▶ [EXCERPTED DATA]:
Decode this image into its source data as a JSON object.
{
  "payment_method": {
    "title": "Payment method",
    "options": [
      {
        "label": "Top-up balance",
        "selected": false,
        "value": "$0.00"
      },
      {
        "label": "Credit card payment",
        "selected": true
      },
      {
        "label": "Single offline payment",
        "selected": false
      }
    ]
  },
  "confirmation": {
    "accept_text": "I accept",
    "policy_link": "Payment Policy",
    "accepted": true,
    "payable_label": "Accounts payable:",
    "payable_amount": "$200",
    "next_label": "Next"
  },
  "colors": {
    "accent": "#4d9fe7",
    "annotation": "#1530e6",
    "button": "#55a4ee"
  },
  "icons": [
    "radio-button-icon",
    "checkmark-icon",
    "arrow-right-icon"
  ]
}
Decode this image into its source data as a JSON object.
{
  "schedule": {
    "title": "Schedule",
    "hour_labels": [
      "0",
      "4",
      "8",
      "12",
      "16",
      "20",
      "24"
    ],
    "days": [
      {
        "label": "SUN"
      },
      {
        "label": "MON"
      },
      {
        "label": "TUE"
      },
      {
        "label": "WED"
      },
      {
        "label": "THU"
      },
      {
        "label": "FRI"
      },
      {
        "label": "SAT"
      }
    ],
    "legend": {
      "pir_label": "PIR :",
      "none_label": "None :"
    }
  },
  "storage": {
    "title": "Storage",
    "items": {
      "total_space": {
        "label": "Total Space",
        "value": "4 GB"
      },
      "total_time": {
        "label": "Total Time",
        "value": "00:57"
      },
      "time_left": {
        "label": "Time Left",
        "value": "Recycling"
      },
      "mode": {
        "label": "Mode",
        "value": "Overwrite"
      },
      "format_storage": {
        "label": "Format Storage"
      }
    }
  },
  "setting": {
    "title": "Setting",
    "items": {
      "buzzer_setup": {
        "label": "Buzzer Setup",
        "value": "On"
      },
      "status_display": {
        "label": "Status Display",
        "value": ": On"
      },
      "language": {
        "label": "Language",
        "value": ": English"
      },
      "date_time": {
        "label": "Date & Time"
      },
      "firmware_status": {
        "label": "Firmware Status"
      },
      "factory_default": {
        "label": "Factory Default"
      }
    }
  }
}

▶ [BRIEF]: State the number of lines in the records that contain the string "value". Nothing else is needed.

▶ [RESULT BELOW]: 8